Review - LAND OF SHADOWS, Rachel Howzell Hall
Having been a bit of a fan of one of her earlier books - NO ONE KNOWS YOU'RE HERE - the chance to read LAND OF SHADOWS was gratefully accepted (courtesy of NetGalley). Set in Los Angeles, with another strong, flawed, believable and extremely likeable central female protagonist this writer has a fabulous way of making that world come alive. There's a strong sense of place, particularly in this book, set as it is in that sort of fringe world between deprived communities and incoming gentrification, stalled because of economic downturn and malaise. Add to that a couple of very different central protagonists - Lou Norton from the neighbourhood, a woman from a difficult childhood, strong, flawed, resilient in many ways and vulnerable and self-destructive in others. The incoming cop - her new country boy partner - a bit of a fish out of water in the inner-city, somebody who has much to prove and not a lot of ideas on how to go about that.
Given she's the central character in this book, Norton holds up her end of the bargain very well. After her sister goes missing when they are children, she's spent her life and her career looking closely at the man she suspects was behind that disappearance. The fact that his name appears again in this latest murder gives her much to be wary of. Obsession can make a poor investigative tool and she's aware of that, whilst also utterly committed to finding what happened to her sister as well as this latest victim. She's also dealing with a serially unfaithful husband, and the implications that he has for her "happy ever after plans" once she finds out what did happen all those years ago.
She's a bundle of contradictions needless to say. Strong in the job, determined and quite forceful, she's a good mentor for the new cop on the block, albeit prickly and inclined towards sarcasm. Yet her home life, as luxurious and physically comfortable as it is, is a car crash. The fact that she stays anywhere near her husband might be a difficult dilemma for some readers to process.
Within the personal, and the interactions between the two central characters, there's a reasonable, slowish and very procedural investigation. The identification of the victim, the following up of her movements, the way her family operates, the connections between her family members, the past, the present, suspects, places and events all build a picture that eventually develops into a solution. Sure, some of these connections are predictable, and the creepy criminal voice lurking around the edges is a device that's been done to death, but much of that is carried by the strength of the characters and the by-play between Norton and Taggert and, in particular, her personal situation. There's some gentle poking of fun at all levels throughout this book. Norton doesn't take herself too seriously which really helps with some of the emotional turmoil, and the country boy daftness of Taggert never steps over the line into caricature.
Contradictions, inconsistencies and the personal and professional are part of what Hall explores with great precision in this novel. There's much in all of these characters that is required to add up to the whole.
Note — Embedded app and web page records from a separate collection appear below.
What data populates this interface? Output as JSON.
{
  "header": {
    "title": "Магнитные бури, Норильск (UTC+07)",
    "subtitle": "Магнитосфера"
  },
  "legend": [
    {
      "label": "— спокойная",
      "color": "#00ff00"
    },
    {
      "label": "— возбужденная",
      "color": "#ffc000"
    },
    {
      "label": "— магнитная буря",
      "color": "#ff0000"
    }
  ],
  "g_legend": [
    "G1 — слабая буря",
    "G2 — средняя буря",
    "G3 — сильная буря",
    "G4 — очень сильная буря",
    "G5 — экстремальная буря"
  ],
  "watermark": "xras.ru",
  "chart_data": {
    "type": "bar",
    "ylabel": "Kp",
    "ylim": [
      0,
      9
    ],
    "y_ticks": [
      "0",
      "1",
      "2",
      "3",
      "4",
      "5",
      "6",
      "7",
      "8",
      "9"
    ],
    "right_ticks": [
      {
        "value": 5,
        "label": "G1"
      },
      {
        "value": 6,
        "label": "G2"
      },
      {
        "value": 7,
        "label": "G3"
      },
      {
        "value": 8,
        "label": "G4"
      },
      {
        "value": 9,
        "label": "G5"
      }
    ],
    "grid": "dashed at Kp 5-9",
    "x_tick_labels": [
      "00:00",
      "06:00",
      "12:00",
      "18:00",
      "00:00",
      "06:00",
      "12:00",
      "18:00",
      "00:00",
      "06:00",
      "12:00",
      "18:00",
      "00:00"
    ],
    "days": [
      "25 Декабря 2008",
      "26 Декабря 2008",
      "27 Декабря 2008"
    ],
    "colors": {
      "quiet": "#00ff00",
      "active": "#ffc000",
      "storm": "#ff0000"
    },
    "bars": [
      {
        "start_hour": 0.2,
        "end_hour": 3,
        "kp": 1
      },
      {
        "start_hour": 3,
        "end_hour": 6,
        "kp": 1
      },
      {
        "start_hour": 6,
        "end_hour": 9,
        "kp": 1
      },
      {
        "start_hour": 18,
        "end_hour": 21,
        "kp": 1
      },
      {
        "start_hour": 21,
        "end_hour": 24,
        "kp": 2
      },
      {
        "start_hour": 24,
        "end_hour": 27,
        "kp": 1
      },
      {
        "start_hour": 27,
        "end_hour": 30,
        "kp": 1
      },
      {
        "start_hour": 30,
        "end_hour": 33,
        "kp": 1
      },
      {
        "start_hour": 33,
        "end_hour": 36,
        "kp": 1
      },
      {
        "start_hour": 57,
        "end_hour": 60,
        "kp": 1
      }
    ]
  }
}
Part of what makes Norton a great cop is her compassion, her ability to see the grey, and her understanding that sometimes things aren't straightforward. Part of what makes these two characters feel like that should have a long, and very fruitful fictional life is the strengths, weaknesses and reality of both of them.
Along the ever changing border of gentrifying Los Angeles, seventeen year old Monique Darson is found dead at a condominium construction site, hanging in the closet of an unfinished unit. Homicide detective Elouise “Lou” Norton’s new partner, Colin Taggert, fresh from comparatively bucolic Colorado Springs police department, assumes it’s a teenage suicide. Lou isn’t buying the easy explanation.
For one thing, the condo site is owned by Napoleon Crase, a self made millionaire. . .and the man who may have murdered Lou's missing sister, Tori, thirty years ago. As Lou investigates the death of Monique Darson, she uncovers undeniable links between the two cases. But her department is skeptical.
Lou is convinced that when she solves Monique’s case she will finally bring her lost sister home. But as she gets closer to the truth, she also gets closer to a violent killer. After all this time, can he be brought to justice. . .before Lou becomes his next victim?